Reckless politicians who put their sexual desires above their public duty (who think so little of the public trust that’s been invested in them, and so little of the political mandate they’ve been given, that they’re willing to risk it all for a sexual thrill) deserve the full measure of blame for their misdeeds. But people who know about a politician’s selfish risk-taking and support his political career anyway—people like Huma Abedin—bear some responsibility for the consequences. After Weiner resigned in shame in 2011, his seat in Congress went to a Republican. After his criminal correspondence with a teenage girl led to an investigation that reignited the Clinton email scandal in 2016, Trump won the presidency. When that happened, Abedin initially felt partially at fault (“if she loses this election, it will be because of you and me,” she told Weiner, according to her memoir). But she ultimately decides to blame James Comey instead. “One man’s decision to play God forever changed the course of history,” Abedin writes. “It should not be my burden to carry the rest of my life. It should be his.”
On her promo tour, Abedin has repeated that everything she’s done in her life and career has been in support of “the mission”—presumably, a vision of social change or a set of policy goals she and Clinton share. But she appears to lack the self-awareness, or perhaps the willingness, to examine how both she and Clinton have failed to put “the mission” first.
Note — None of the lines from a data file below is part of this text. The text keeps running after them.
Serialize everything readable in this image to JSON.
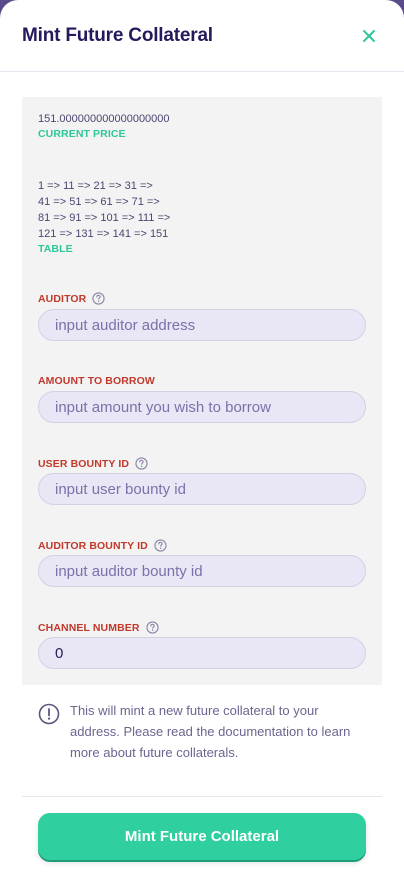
{
  "modal": {
    "title": "Mint Future Collateral"
  },
  "price": {
    "value": "151.000000000000000000",
    "label": "CURRENT PRICE"
  },
  "table": {
    "lines": [
      "1 => 11 => 21 => 31 =>",
      "41 => 51 => 61 => 71 =>",
      "81 => 91 => 101 => 111 =>",
      "121 => 131 => 141 => 151"
    ],
    "label": "TABLE"
  },
  "fields": {
    "auditor": {
      "label": "AUDITOR",
      "placeholder": "input auditor address"
    },
    "amount": {
      "label": "AMOUNT TO BORROW",
      "placeholder": "input amount you wish to borrow"
    },
    "user_bounty": {
      "label": "USER BOUNTY ID",
      "placeholder": "input user bounty id"
    },
    "auditor_bounty": {
      "label": "AUDITOR BOUNTY ID",
      "placeholder": "input auditor bounty id"
    },
    "channel": {
      "label": "CHANNEL NUMBER",
      "value": "0"
    }
  },
  "info": {
    "text": "This will mint a new future collateral to your address. Please read the documentation to learn more about future collaterals."
  },
  "action": {
    "label": "Mint Future Collateral"
  },
  "colors": {
    "accent": "#2fcfa0",
    "title": "#261a5c",
    "warning_label": "#c0392b"
  }
}
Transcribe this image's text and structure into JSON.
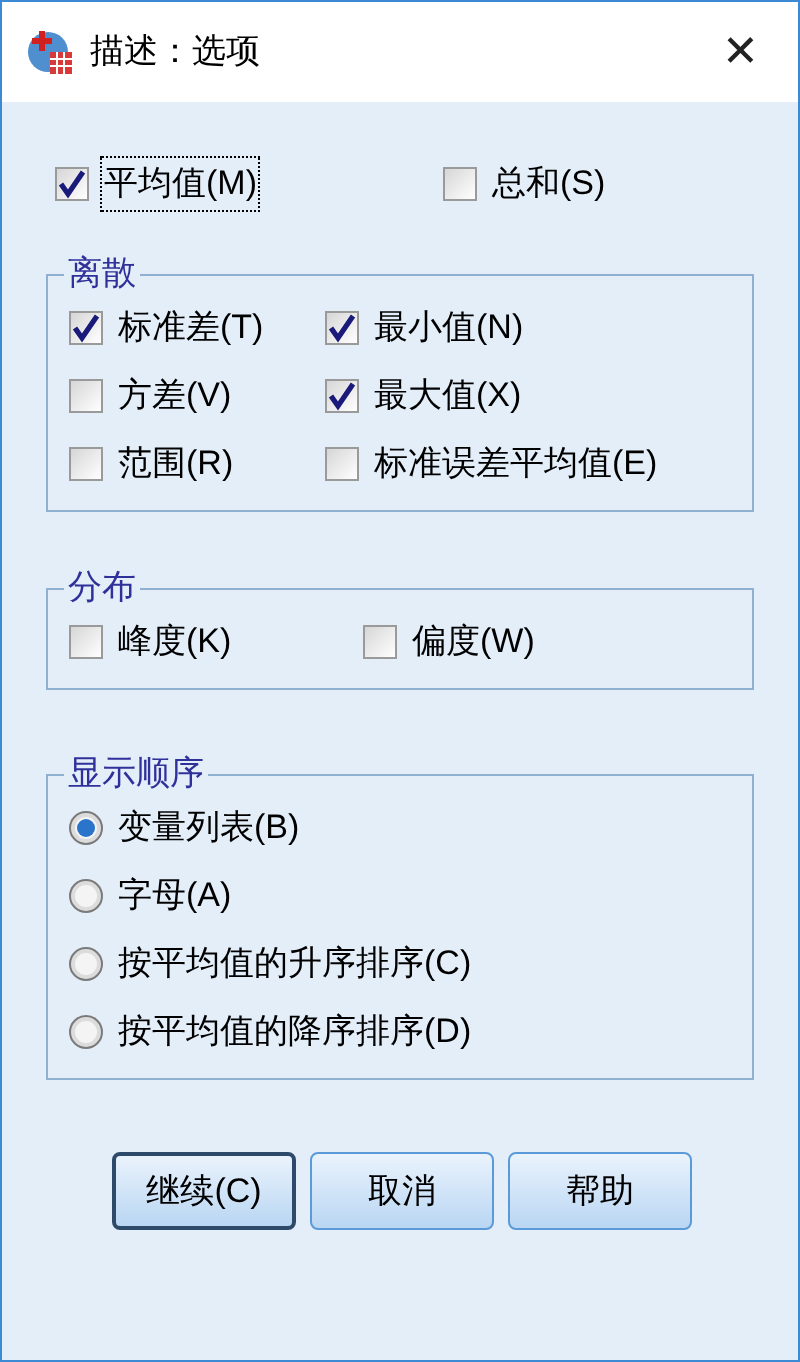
{
  "window": {
    "title": "描述：选项",
    "close": "✕"
  },
  "top_options": [
    {
      "label": "平均值(M)",
      "checked": true,
      "focused": true
    },
    {
      "label": "总和(S)",
      "checked": false,
      "focused": false
    }
  ],
  "groups": [
    {
      "title": "离散",
      "kind": "checkboxes",
      "items": [
        {
          "label": "标准差(T)",
          "checked": true
        },
        {
          "label": "最小值(N)",
          "checked": true
        },
        {
          "label": "方差(V)",
          "checked": false
        },
        {
          "label": "最大值(X)",
          "checked": true
        },
        {
          "label": "范围(R)",
          "checked": false
        },
        {
          "label": "标准误差平均值(E)",
          "checked": false
        }
      ]
    },
    {
      "title": "分布",
      "kind": "checkboxes",
      "items": [
        {
          "label": "峰度(K)",
          "checked": false
        },
        {
          "label": "偏度(W)",
          "checked": false
        }
      ]
    },
    {
      "title": "显示顺序",
      "kind": "radios",
      "items": [
        {
          "label": "变量列表(B)",
          "selected": true
        },
        {
          "label": "字母(A)",
          "selected": false
        },
        {
          "label": "按平均值的升序排序(C)",
          "selected": false
        },
        {
          "label": "按平均值的降序排序(D)",
          "selected": false
        }
      ]
    }
  ],
  "buttons": [
    {
      "label": "继续(C)",
      "default": true
    },
    {
      "label": "取消",
      "default": false
    },
    {
      "label": "帮助",
      "default": false
    }
  ]
}
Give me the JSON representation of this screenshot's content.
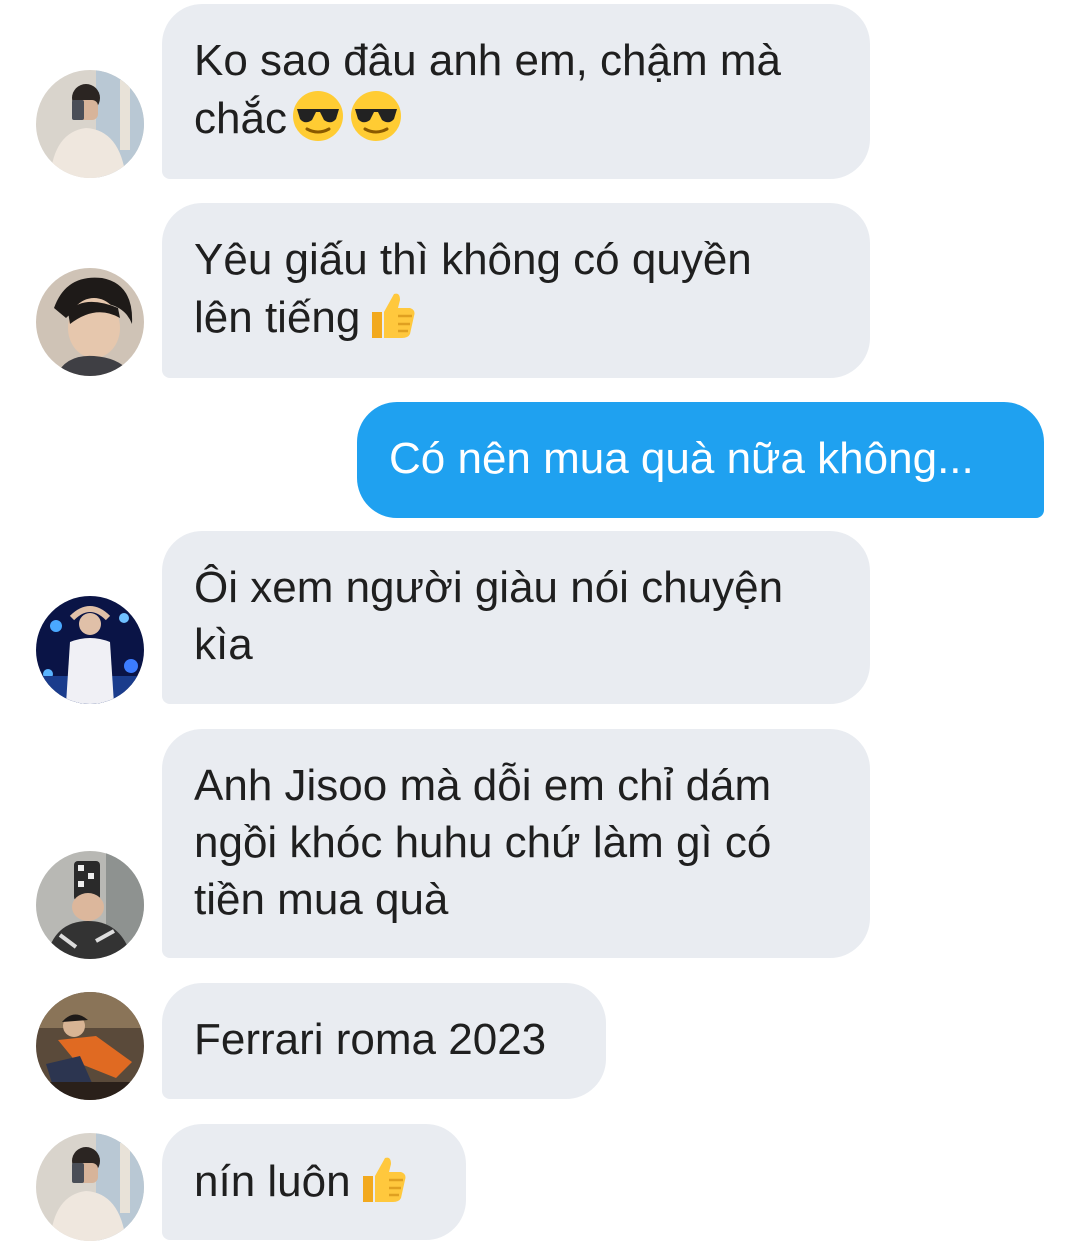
{
  "conversation": {
    "messages": [
      {
        "side": "incoming",
        "text": "Ko sao đâu anh em, chậm mà\nchắc",
        "emojis": [
          "sunglasses-face",
          "sunglasses-face"
        ]
      },
      {
        "side": "incoming",
        "text": "Yêu giấu thì không có quyền\nlên tiếng",
        "emojis": [
          "thumbs-up"
        ]
      },
      {
        "side": "outgoing",
        "text": "Có nên mua quà nữa không..."
      },
      {
        "side": "incoming",
        "text": "Ôi xem người giàu nói chuyện\nkìa",
        "emojis": []
      },
      {
        "side": "incoming",
        "text": "Anh Jisoo mà dỗi em chỉ dám\nngồi khóc huhu chứ làm gì có\ntiền mua quà",
        "emojis": []
      },
      {
        "side": "incoming",
        "text": "Ferrari roma 2023",
        "emojis": []
      },
      {
        "side": "incoming",
        "text": "nín luôn",
        "emojis": [
          "thumbs-up"
        ]
      }
    ]
  },
  "colors": {
    "incoming_bubble": "#e9ecf1",
    "outgoing_bubble": "#1fa1f0",
    "text_dark": "#1f1f1f",
    "text_light": "#ffffff"
  }
}
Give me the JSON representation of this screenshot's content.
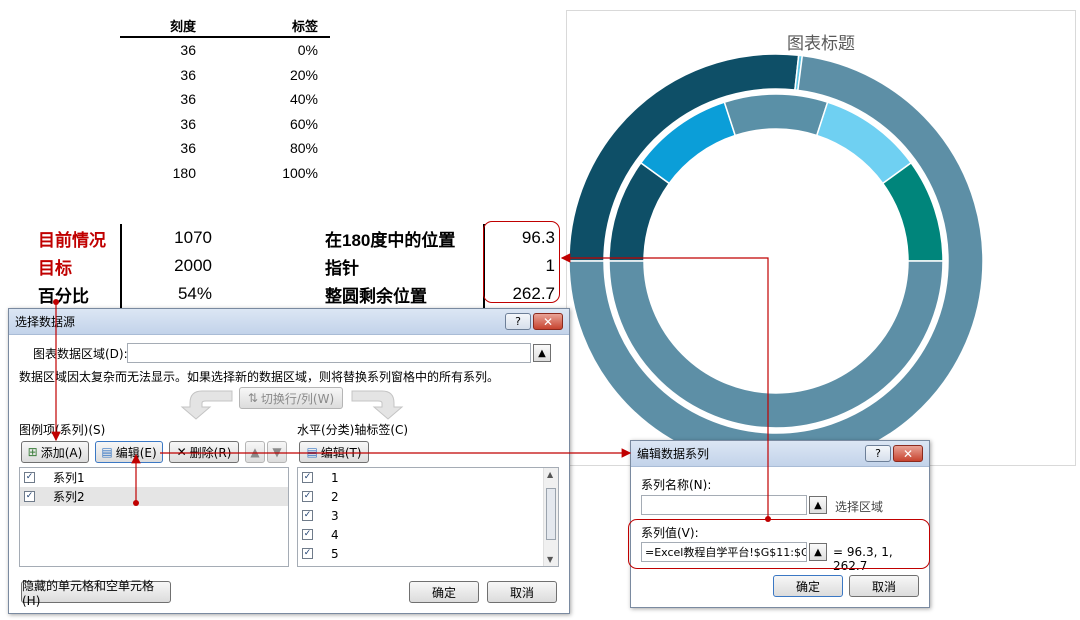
{
  "sheet": {
    "headers": [
      "刻度",
      "标签"
    ],
    "rows": [
      [
        "36",
        "0%"
      ],
      [
        "36",
        "20%"
      ],
      [
        "36",
        "40%"
      ],
      [
        "36",
        "60%"
      ],
      [
        "36",
        "80%"
      ],
      [
        "180",
        "100%"
      ]
    ],
    "left_stats": [
      {
        "label": "目前情况",
        "value": "1070",
        "red": true
      },
      {
        "label": "目标",
        "value": "2000",
        "red": true
      },
      {
        "label": "百分比",
        "value": "54%",
        "red": false
      }
    ],
    "right_stats": [
      {
        "label": "在180度中的位置",
        "value": "96.3"
      },
      {
        "label": "指针",
        "value": "1"
      },
      {
        "label": "整圆剩余位置",
        "value": "262.7"
      }
    ]
  },
  "chart": {
    "title": "图表标题"
  },
  "chart_data": {
    "type": "pie",
    "subtype": "doughnut",
    "title": "图表标题",
    "series": [
      {
        "values": [
          36,
          36,
          36,
          36,
          36,
          180
        ],
        "colors": [
          "#0e4f67",
          "#0b9ed8",
          "#5a90a7",
          "#6fd0f2",
          "#00857b",
          "#5d8fa6"
        ]
      },
      {
        "values": [
          96.3,
          1,
          262.7
        ],
        "colors": [
          "#0e4f67",
          "#5ec8e8",
          "#5d8fa6"
        ]
      }
    ],
    "start_angle_deg": 270
  },
  "select_dialog": {
    "title": "选择数据源",
    "help_btn": "?",
    "close_btn": "✕",
    "range_label": "图表数据区域(D):",
    "range_value": "",
    "warning": "数据区域因太复杂而无法显示。如果选择新的数据区域，则将替换系列窗格中的所有系列。",
    "switch_btn": "切换行/列(W)",
    "legend_label": "图例项(系列)(S)",
    "add_btn": "添加(A)",
    "edit_btn": "编辑(E)",
    "delete_btn": "删除(R)",
    "series_items": [
      {
        "label": "系列1",
        "checked": true,
        "selected": false
      },
      {
        "label": "系列2",
        "checked": true,
        "selected": true
      }
    ],
    "axis_label": "水平(分类)轴标签(C)",
    "axis_edit_btn": "编辑(T)",
    "axis_items": [
      "1",
      "2",
      "3",
      "4",
      "5"
    ],
    "hidden_btn": "隐藏的单元格和空单元格(H)",
    "ok_btn": "确定",
    "cancel_btn": "取消"
  },
  "edit_dialog": {
    "title": "编辑数据系列",
    "help_btn": "?",
    "close_btn": "✕",
    "name_label": "系列名称(N):",
    "name_value": "",
    "select_area": "选择区域",
    "values_label": "系列值(V):",
    "values_value": "=Excel教程自学平台!$G$11:$G",
    "values_preview": "= 96.3, 1, 262.7",
    "ok_btn": "确定",
    "cancel_btn": "取消"
  },
  "colors": {
    "annotation_red": "#c00000",
    "dark_teal": "#0e4f67",
    "outer_ring": "#5d8fa6"
  }
}
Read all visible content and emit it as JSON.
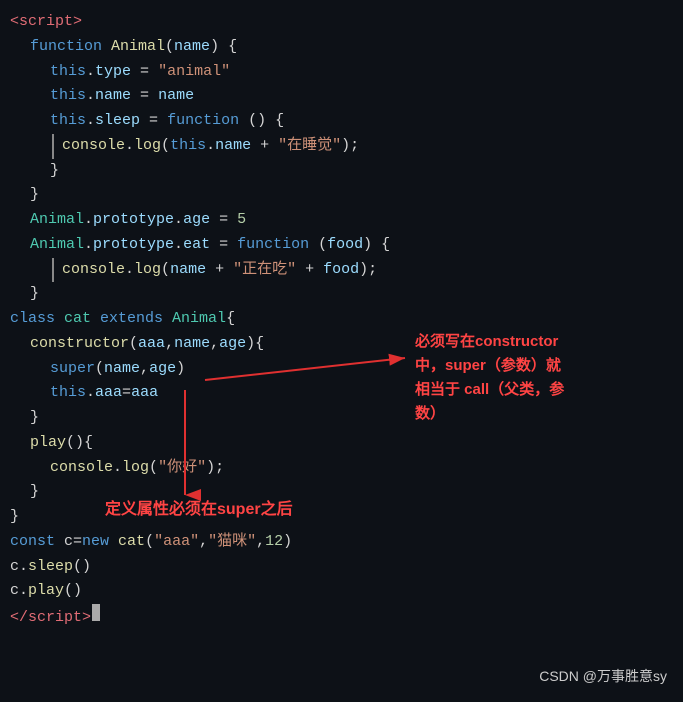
{
  "watermark": "CSDN @万事胜意sy",
  "annotation1": {
    "text": "必须写在constructor\n中，super（参数）就\n相当于 call（父类，参\n数）",
    "note2": "定义属性必须在super之后"
  }
}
It would be interesting to hear Abedin explore how she and Clinton might have been less than credible as feminist heroes when they seemed so willing to publicly accept their husbands’ persistent and public disrespect. I’d love to hear her reckon with the way she encouraged Weiner to run for mayor in 2013 in an attempt to “fix him,” confident that he was a capable public servant, without considering what continuing to elevate his political profile might do to the Democratic Party and its goals. Abedin told The View that Hillary Clinton “didn’t have the freedom to leave her marriage” when Bill cheated and allegedly sexually assaulted other women. She did, of course. She just chose not to. These decisions are personal, but they have political impact, too. Whether they can be justified in hindsight or not, there’s always some self-interest involved.
In her interview with Lisa Miller, Abedin said she and Clinton have never discussed the similarities between their troubled marriages and public humiliations. Never! I guess it’s no surprise that if Abedin isn’t talking to one of her closest confidantes about the calculations they’ve both made to protect the lives and careers their husbands seemed bent on destroying, she’s not prepared to dig deep for the rest of us, either. It’s a shame, because if one thing could really “help some women” in the telling of Abedin’s story, it’s a true reckoning with how women like her—and the famous boss everyone wants to hear about—ended up enabling the men who fumbled the mission.